HAMBURG, NY (WKBW) - A source in the Hamburg School District said Superintendent Richard Jetter falsified a police report in which he claimed his car was vandalized during a May 6 board meeting.

Jetter has admitted this to police and will likely lose "his dream job" as a result, said the source.

The source is a self-described supporter of the superintendent.

Jetter was temporarily stripped of power on Tuesday after the district was informed by Village of Hamburg Police Department that Jetter was under investigation, according to a statement released by the district.

Two top administrators are now running day-to-day operations in Jetter's place. Assistant Superintendents Colleen Kaney and Barbara Sporyz will serve as acting superintendents of the district.

School board members will meet at 7:15 a.m. on Wednesday "to discuss its options regarding Dr. Jetter," the statement said.

Eyewitness News has learned the options will include placing Jetter on administrative leave pending the outcome of the police investigation, the source said.
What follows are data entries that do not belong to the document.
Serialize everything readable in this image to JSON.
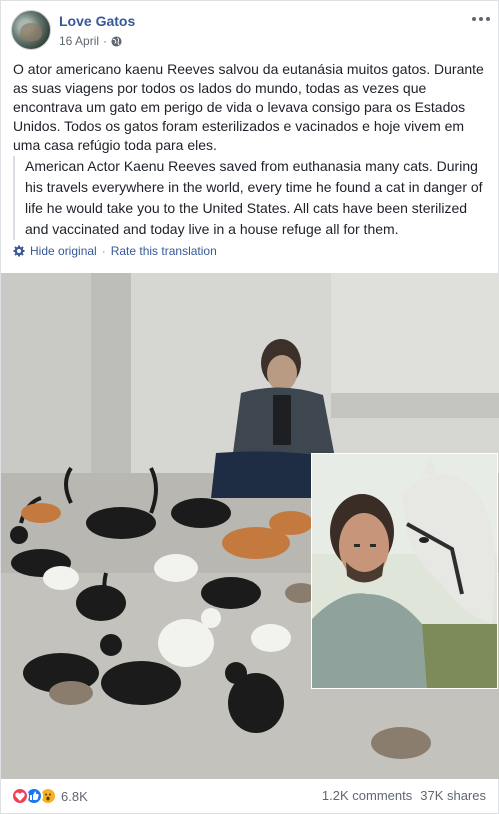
{
  "post": {
    "page_name": "Love Gatos",
    "date": "16 April",
    "date_separator": "·",
    "audience_icon": "globe-icon",
    "more_icon": "more-options-icon",
    "original_text": "O ator americano kaenu Reeves salvou da eutanásia muitos gatos. Durante as suas viagens por todos os lados do mundo, todas as vezes que encontrava um gato em perigo de vida o levava consigo para os Estados Unidos. Todos os gatos foram esterilizados e vacinados e hoje vivem em uma casa refúgio toda para eles.",
    "translation_text": "American Actor Kaenu Reeves saved from euthanasia many cats. During his travels everywhere in the world, every time he found a cat in danger of life he would take you to the United States. All cats have been sterilized and vaccinated and today live in a house refuge all for them.",
    "hide_original_label": "Hide original",
    "action_separator": "·",
    "rate_translation_label": "Rate this translation"
  },
  "footer": {
    "reaction_icons": [
      "love-icon",
      "like-icon",
      "wow-icon"
    ],
    "reaction_count": "6.8K",
    "comments": "1.2K comments",
    "shares": "37K shares"
  },
  "colors": {
    "link": "#385898",
    "meta": "#616770",
    "love": "#f33e58",
    "like": "#1877f2",
    "wow": "#f7b125"
  }
}
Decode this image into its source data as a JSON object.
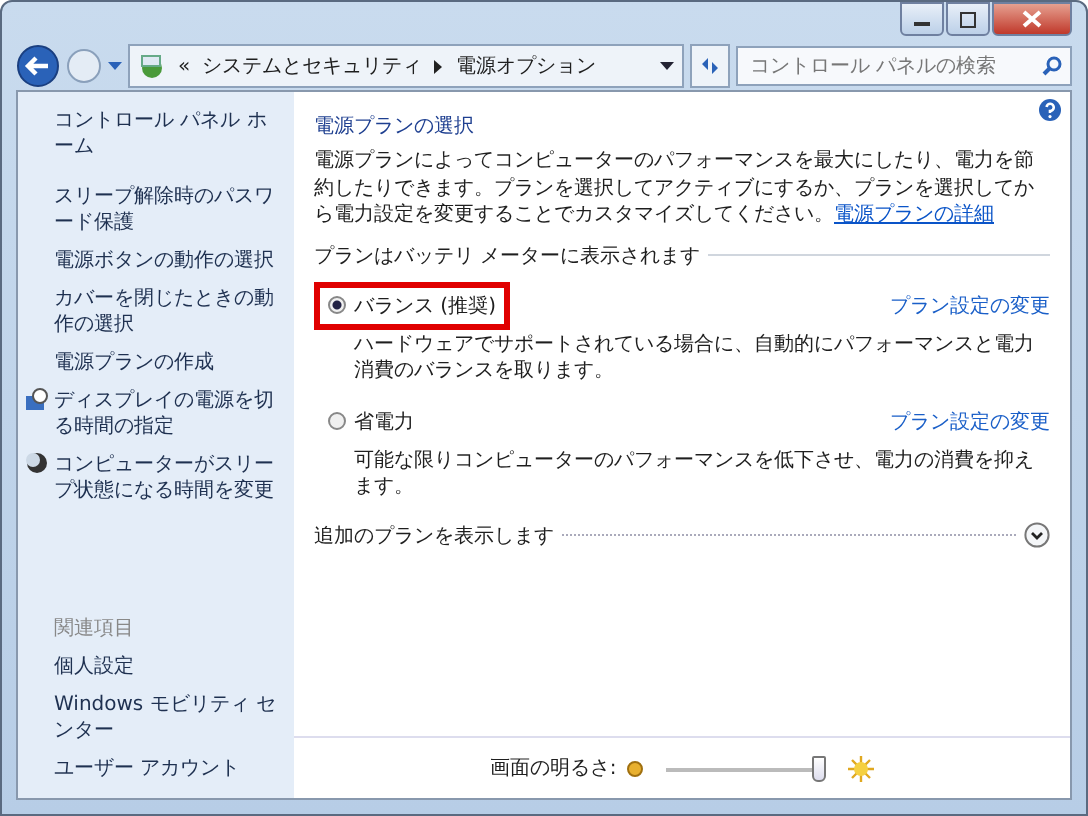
{
  "address": {
    "crumbs": [
      "«",
      "システムとセキュリティ",
      "電源オプション"
    ]
  },
  "search": {
    "placeholder": "コントロール パネルの検索"
  },
  "sidebar": {
    "home": "コントロール パネル ホーム",
    "items": [
      {
        "label": "スリープ解除時のパスワード保護",
        "kind": "plain"
      },
      {
        "label": "電源ボタンの動作の選択",
        "kind": "plain"
      },
      {
        "label": "カバーを閉じたときの動作の選択",
        "kind": "plain"
      },
      {
        "label": "電源プランの作成",
        "kind": "plain"
      },
      {
        "label": "ディスプレイの電源を切る時間の指定",
        "kind": "display"
      },
      {
        "label": "コンピューターがスリープ状態になる時間を変更",
        "kind": "sleep"
      }
    ],
    "related_heading": "関連項目",
    "related": [
      "個人設定",
      "Windows モビリティ センター",
      "ユーザー アカウント"
    ]
  },
  "main": {
    "title": "電源プランの選択",
    "intro": "電源プランによってコンピューターのパフォーマンスを最大にしたり、電力を節約したりできます。プランを選択してアクティブにするか、プランを選択してから電力設定を変更することでカスタマイズしてください。",
    "intro_link": "電源プランの詳細",
    "group_label": "プランはバッテリ メーターに表示されます",
    "plans": [
      {
        "name": "バランス (推奨)",
        "description": "ハードウェアでサポートされている場合に、自動的にパフォーマンスと電力消費のバランスを取ります。",
        "link": "プラン設定の変更",
        "selected": true,
        "highlighted": true
      },
      {
        "name": "省電力",
        "description": "可能な限りコンピューターのパフォーマンスを低下させ、電力の消費を抑えます。",
        "link": "プラン設定の変更",
        "selected": false,
        "highlighted": false
      }
    ],
    "more_plans": "追加のプランを表示します"
  },
  "brightness": {
    "label": "画面の明るさ:",
    "level": 0.95
  }
}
Jetter's personal vehicle was banged up, a part of the side mirror removed and a threatening note found under the windshield wiper following a May 6 meeting at Union Pleasant Elementary School.

The police were called and a report was filed, in which Jetter blamed vandals.

Some blamed politics and a power struggle on the school board for the apparent vandalism.

The following day, parents and teachers rallied around the superintendent pledging to support him.

Days later, Jetter reported that someone had egged a rental van in the driveway of his Tonawanda home.

Jetter is now under investigation for allegedly falsifying the report about his car being vandalized on May 6, multiple sources confirmed.

The start of the school year is roughly six weeks away and already the Hamburg School District has been contacted by several local retired superintendents who have offered their services to fill in on a temporary bases, sources said.